Some common coral you will see in Maui:

Pocillopora meandrina - cauliflower coral

A solid coral with a dome shape and small flattened branching fingers. Color varies from brown to pink. P. meandrina is found in a range of habitats; protected lagoons, exposed reefs, and lower reef slopes. This coral reproduces asexually by fragmentation. P. meandrina is one of the coral species more easily suitable to threats.

“Fragmentation - Each of these fragments develop into mature, fully grown individuals that are clones of the original organism”.

Photo Credit: Matthew Wheeler, Trilogy Excursions

Porites lobata - smooth mounding coral

This type of coral varies in size and shape due to where it is found. In calm waters, it will take the shape most commonly seen in Maui, that of smooth, rounded, pinnacles. It can range in color from yellow, brown, to green. P. lobata is found in the Pacific and the Indian Ocean. This coral species is a more resilient species to threats.

Photo Credit: Matthew Wheeler, Trilogy Excursions

Montipora flabellata - blue rice coral

An encrusting coral which is different from the previous two mentioned. M. flabellata grows mostly flat across the reef. It is a bright blue coral, making it one of the more picturesque. This coral is known as a scleractinian, or stony coral. M. flabellata is a special to Hawaii because it is only found in Hawaii, termed “endemic”. It can be found in shallower waters down to 10meters depth.

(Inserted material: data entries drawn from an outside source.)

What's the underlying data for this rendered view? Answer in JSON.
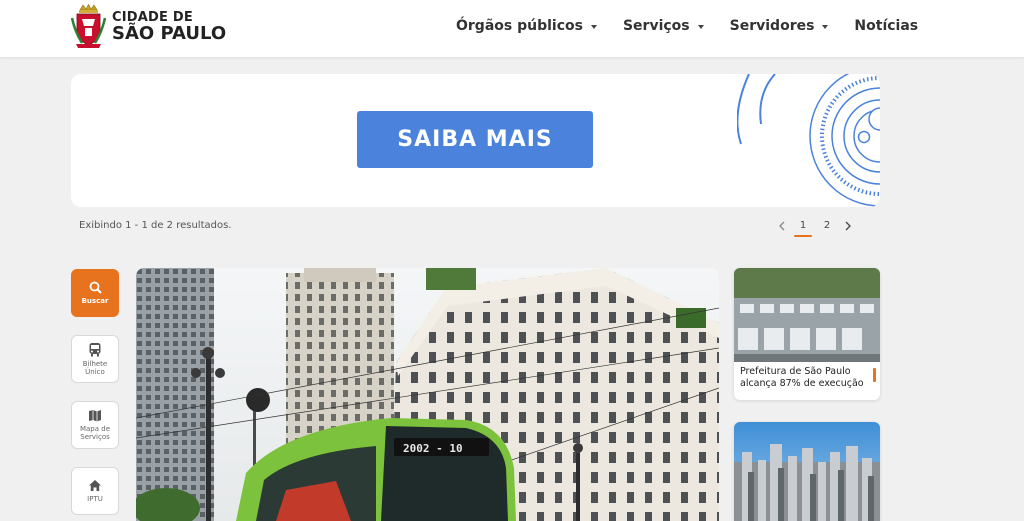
{
  "header": {
    "logo_line1": "CIDADE DE",
    "logo_line2": "SÃO PAULO",
    "nav": [
      {
        "label": "Órgãos públicos",
        "has_dropdown": true
      },
      {
        "label": "Serviços",
        "has_dropdown": true
      },
      {
        "label": "Servidores",
        "has_dropdown": true
      },
      {
        "label": "Notícias",
        "has_dropdown": false
      }
    ]
  },
  "banner": {
    "button_label": "SAIBA  MAIS"
  },
  "results": {
    "summary": "Exibindo 1 - 1 de 2 resultados.",
    "pages": [
      "1",
      "2"
    ],
    "current_page": "1"
  },
  "quick_links": [
    {
      "label": "Buscar",
      "icon": "search-icon"
    },
    {
      "label": "Bilhete Único",
      "icon": "bus-icon"
    },
    {
      "label": "Mapa de Serviços",
      "icon": "map-icon"
    },
    {
      "label": "IPTU",
      "icon": "home-icon"
    }
  ],
  "news": [
    {
      "title": "Prefeitura de São Paulo alcança 87% de execução"
    },
    {
      "title": ""
    }
  ],
  "colors": {
    "accent": "#e8731e",
    "banner_button": "#4a82dc",
    "bus_green": "#7cc23c"
  }
}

Photo Credit: Linda Preskitt, Eyes of the Reef Hawaii

Due to their vulnerability and slow growth it is imperative that we keep our coral reefs healthy.

Here are 10 ways suggested by the Nature Conservancy to help reduce our impact on coral:

  1. Conserve water: The less water you use, the less runoff and wastewater will pollute our oceans.

  2. Help reduce pollution: Walk, bike or ride the bus. Fossil fuel emissions from cars lead to ocean warming which causes mass-bleaching of corals and can lead to widespread destruction of reefs.

  3. Research what you put on your lawn: Although you may live thousands of miles from a coral reef ecosystem, these products flow into the water system, pollute the ocean, and can harm coral reefs and marine life.

  4. Dispose of your trash properly: Don't leave unwanted fishing lines or nets in the water or on the beach. Any kind of litter pollutes the water and can harm the reef and the fish.

  5. Support reef-friendly businesses: Ask the fishing, boating, hotel, aquarium, dive or snorkeling operators how they protect the reef. Be sure they care for the living reef ecosystem and ask if the organization responsible is part of a coral reef ecosystem management effort.

  6. Plant a tree: Trees reduce runoff into the oceans. You will also contribute to reversing the warming of our planet and the rising temperatures of our oceans.

  7. Practice safe and responsible diving and snorkeling: Do not touch the reef or anchor your boat on the reef. Contact with the coral will damage the delicate coral animals, and anchoring on the reef can kill it, so look for sandy bottom or use moorings if available.

  8. Volunteer for a coral reef cleanup: You don't live near a coral reef? Then do what many people do with their vacation: visit a coral reef. Spend an afternoon enjoying the beauty of one of the most diverse ecosystems on the Earth.

  9. Contact your government representatives: Demand they take action to protect coral reefs, stop sewage pollution of our oceans, expand marine protected areas and take steps to reverse global warming.

  10. Spread the word: Remember your own excitement at learning how important the planet's coral reefs are to us and the intricate global ecosystem. Share this excitement and encourage others to get involved.

By Conservation and Education Director, Magen Schifilitti